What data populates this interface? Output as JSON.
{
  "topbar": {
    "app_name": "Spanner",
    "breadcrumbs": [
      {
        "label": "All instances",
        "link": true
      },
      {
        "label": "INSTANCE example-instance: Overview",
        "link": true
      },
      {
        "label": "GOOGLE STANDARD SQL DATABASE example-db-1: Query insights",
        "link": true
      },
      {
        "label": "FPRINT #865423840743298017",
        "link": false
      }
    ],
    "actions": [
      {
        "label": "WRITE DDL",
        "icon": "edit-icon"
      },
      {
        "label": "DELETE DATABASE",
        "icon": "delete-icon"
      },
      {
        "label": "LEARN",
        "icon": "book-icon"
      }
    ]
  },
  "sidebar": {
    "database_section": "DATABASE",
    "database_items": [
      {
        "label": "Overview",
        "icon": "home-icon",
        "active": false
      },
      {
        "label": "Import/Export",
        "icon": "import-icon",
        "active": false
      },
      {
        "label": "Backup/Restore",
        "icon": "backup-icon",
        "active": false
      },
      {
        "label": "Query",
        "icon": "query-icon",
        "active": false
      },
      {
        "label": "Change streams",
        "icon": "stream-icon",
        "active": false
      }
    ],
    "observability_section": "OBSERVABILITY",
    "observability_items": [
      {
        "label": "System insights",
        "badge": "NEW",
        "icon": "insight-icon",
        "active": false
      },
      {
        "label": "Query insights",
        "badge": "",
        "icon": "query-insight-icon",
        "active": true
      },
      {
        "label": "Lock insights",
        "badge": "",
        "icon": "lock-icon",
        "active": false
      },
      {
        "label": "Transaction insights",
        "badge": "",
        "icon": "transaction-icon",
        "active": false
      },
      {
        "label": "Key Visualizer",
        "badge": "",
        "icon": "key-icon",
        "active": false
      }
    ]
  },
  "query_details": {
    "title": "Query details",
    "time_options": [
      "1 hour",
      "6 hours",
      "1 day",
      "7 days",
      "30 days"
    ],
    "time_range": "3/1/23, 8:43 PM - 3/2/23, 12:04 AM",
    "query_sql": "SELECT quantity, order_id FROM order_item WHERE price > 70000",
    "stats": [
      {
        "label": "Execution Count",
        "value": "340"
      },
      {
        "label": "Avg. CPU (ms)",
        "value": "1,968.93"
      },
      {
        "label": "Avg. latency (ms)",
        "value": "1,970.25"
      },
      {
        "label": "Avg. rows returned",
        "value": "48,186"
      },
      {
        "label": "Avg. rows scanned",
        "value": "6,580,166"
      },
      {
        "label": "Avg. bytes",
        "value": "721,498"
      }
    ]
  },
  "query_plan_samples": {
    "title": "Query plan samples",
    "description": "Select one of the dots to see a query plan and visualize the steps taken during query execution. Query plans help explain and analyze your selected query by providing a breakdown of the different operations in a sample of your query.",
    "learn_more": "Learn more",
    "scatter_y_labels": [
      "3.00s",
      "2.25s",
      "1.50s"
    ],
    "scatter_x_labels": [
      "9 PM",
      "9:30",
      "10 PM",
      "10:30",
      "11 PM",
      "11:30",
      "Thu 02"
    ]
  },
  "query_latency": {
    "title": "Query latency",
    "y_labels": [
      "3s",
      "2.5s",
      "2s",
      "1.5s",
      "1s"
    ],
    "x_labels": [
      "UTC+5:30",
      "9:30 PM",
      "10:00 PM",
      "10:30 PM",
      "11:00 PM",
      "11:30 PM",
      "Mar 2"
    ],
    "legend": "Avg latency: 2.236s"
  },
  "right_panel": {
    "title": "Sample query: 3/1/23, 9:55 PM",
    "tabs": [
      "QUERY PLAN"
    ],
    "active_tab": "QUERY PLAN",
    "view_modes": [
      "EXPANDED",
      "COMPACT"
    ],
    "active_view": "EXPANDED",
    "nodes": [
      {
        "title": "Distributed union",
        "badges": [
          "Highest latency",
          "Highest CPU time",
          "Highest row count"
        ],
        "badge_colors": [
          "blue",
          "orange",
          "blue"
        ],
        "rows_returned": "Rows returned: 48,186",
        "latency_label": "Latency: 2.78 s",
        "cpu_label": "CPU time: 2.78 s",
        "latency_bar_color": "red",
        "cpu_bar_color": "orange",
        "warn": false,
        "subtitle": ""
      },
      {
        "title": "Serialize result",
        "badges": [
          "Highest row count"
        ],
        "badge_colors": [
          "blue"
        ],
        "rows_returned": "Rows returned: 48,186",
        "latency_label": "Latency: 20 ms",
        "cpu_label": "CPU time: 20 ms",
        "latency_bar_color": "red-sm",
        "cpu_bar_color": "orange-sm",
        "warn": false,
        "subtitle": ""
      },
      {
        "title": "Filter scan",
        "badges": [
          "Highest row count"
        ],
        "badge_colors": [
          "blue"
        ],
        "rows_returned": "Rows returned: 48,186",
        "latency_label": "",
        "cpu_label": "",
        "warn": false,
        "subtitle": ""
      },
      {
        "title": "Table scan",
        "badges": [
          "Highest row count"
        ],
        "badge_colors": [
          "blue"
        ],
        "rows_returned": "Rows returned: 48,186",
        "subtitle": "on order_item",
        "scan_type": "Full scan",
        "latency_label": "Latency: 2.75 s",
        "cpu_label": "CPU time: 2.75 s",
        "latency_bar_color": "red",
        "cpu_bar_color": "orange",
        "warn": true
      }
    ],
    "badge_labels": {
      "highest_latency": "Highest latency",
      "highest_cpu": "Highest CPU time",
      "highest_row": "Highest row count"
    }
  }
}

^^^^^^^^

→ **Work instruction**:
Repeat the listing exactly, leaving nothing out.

→ **Exercise result**:
What data populates this interface? Output as JSON.
{
  "topbar": {
    "app_name": "Spanner",
    "breadcrumbs": [
      {
        "label": "All instances",
        "link": true
      },
      {
        "label": "INSTANCE example-instance: Overview",
        "link": true
      },
      {
        "label": "GOOGLE STANDARD SQL DATABASE example-db-1: Query insights",
        "link": true
      },
      {
        "label": "FPRINT #865423840743298017",
        "link": false
      }
    ],
    "actions": [
      {
        "label": "WRITE DDL",
        "icon": "edit-icon"
      },
      {
        "label": "DELETE DATABASE",
        "icon": "delete-icon"
      },
      {
        "label": "LEARN",
        "icon": "book-icon"
      }
    ]
  },
  "sidebar": {
    "database_section": "DATABASE",
    "database_items": [
      {
        "label": "Overview",
        "icon": "home-icon",
        "active": false
      },
      {
        "label": "Import/Export",
        "icon": "import-icon",
        "active": false
      },
      {
        "label": "Backup/Restore",
        "icon": "backup-icon",
        "active": false
      },
      {
        "label": "Query",
        "icon": "query-icon",
        "active": false
      },
      {
        "label": "Change streams",
        "icon": "stream-icon",
        "active": false
      }
    ],
    "observability_section": "OBSERVABILITY",
    "observability_items": [
      {
        "label": "System insights",
        "badge": "NEW",
        "icon": "insight-icon",
        "active": false
      },
      {
        "label": "Query insights",
        "badge": "",
        "icon": "query-insight-icon",
        "active": true
      },
      {
        "label": "Lock insights",
        "badge": "",
        "icon": "lock-icon",
        "active": false
      },
      {
        "label": "Transaction insights",
        "badge": "",
        "icon": "transaction-icon",
        "active": false
      },
      {
        "label": "Key Visualizer",
        "badge": "",
        "icon": "key-icon",
        "active": false
      }
    ]
  },
  "query_details": {
    "title": "Query details",
    "time_options": [
      "1 hour",
      "6 hours",
      "1 day",
      "7 days",
      "30 days"
    ],
    "time_range": "3/1/23, 8:43 PM - 3/2/23, 12:04 AM",
    "query_sql": "SELECT quantity, order_id FROM order_item WHERE price > 70000",
    "stats": [
      {
        "label": "Execution Count",
        "value": "340"
      },
      {
        "label": "Avg. CPU (ms)",
        "value": "1,968.93"
      },
      {
        "label": "Avg. latency (ms)",
        "value": "1,970.25"
      },
      {
        "label": "Avg. rows returned",
        "value": "48,186"
      },
      {
        "label": "Avg. rows scanned",
        "value": "6,580,166"
      },
      {
        "label": "Avg. bytes",
        "value": "721,498"
      }
    ]
  },
  "query_plan_samples": {
    "title": "Query plan samples",
    "description": "Select one of the dots to see a query plan and visualize the steps taken during query execution. Query plans help explain and analyze your selected query by providing a breakdown of the different operations in a sample of your query.",
    "learn_more": "Learn more",
    "scatter_y_labels": [
      "3.00s",
      "2.25s",
      "1.50s"
    ],
    "scatter_x_labels": [
      "9 PM",
      "9:30",
      "10 PM",
      "10:30",
      "11 PM",
      "11:30",
      "Thu 02"
    ]
  },
  "query_latency": {
    "title": "Query latency",
    "y_labels": [
      "3s",
      "2.5s",
      "2s",
      "1.5s",
      "1s"
    ],
    "x_labels": [
      "UTC+5:30",
      "9:30 PM",
      "10:00 PM",
      "10:30 PM",
      "11:00 PM",
      "11:30 PM",
      "Mar 2"
    ],
    "legend": "Avg latency: 2.236s"
  },
  "right_panel": {
    "title": "Sample query: 3/1/23, 9:55 PM",
    "tabs": [
      "QUERY PLAN"
    ],
    "active_tab": "QUERY PLAN",
    "view_modes": [
      "EXPANDED",
      "COMPACT"
    ],
    "active_view": "EXPANDED",
    "nodes": [
      {
        "title": "Distributed union",
        "badges": [
          "Highest latency",
          "Highest CPU time",
          "Highest row count"
        ],
        "badge_colors": [
          "blue",
          "orange",
          "blue"
        ],
        "rows_returned": "Rows returned: 48,186",
        "latency_label": "Latency: 2.78 s",
        "cpu_label": "CPU time: 2.78 s",
        "latency_bar_color": "red",
        "cpu_bar_color": "orange",
        "warn": false,
        "subtitle": ""
      },
      {
        "title": "Serialize result",
        "badges": [
          "Highest row count"
        ],
        "badge_colors": [
          "blue"
        ],
        "rows_returned": "Rows returned: 48,186",
        "latency_label": "Latency: 20 ms",
        "cpu_label": "CPU time: 20 ms",
        "latency_bar_color": "red-sm",
        "cpu_bar_color": "orange-sm",
        "warn": false,
        "subtitle": ""
      },
      {
        "title": "Filter scan",
        "badges": [
          "Highest row count"
        ],
        "badge_colors": [
          "blue"
        ],
        "rows_returned": "Rows returned: 48,186",
        "latency_label": "",
        "cpu_label": "",
        "warn": false,
        "subtitle": ""
      },
      {
        "title": "Table scan",
        "badges": [
          "Highest row count"
        ],
        "badge_colors": [
          "blue"
        ],
        "rows_returned": "Rows returned: 48,186",
        "subtitle": "on order_item",
        "scan_type": "Full scan",
        "latency_label": "Latency: 2.75 s",
        "cpu_label": "CPU time: 2.75 s",
        "latency_bar_color": "red",
        "cpu_bar_color": "orange",
        "warn": true
      }
    ],
    "badge_labels": {
      "highest_latency": "Highest latency",
      "highest_cpu": "Highest CPU time",
      "highest_row": "Highest row count"
    }
  }
}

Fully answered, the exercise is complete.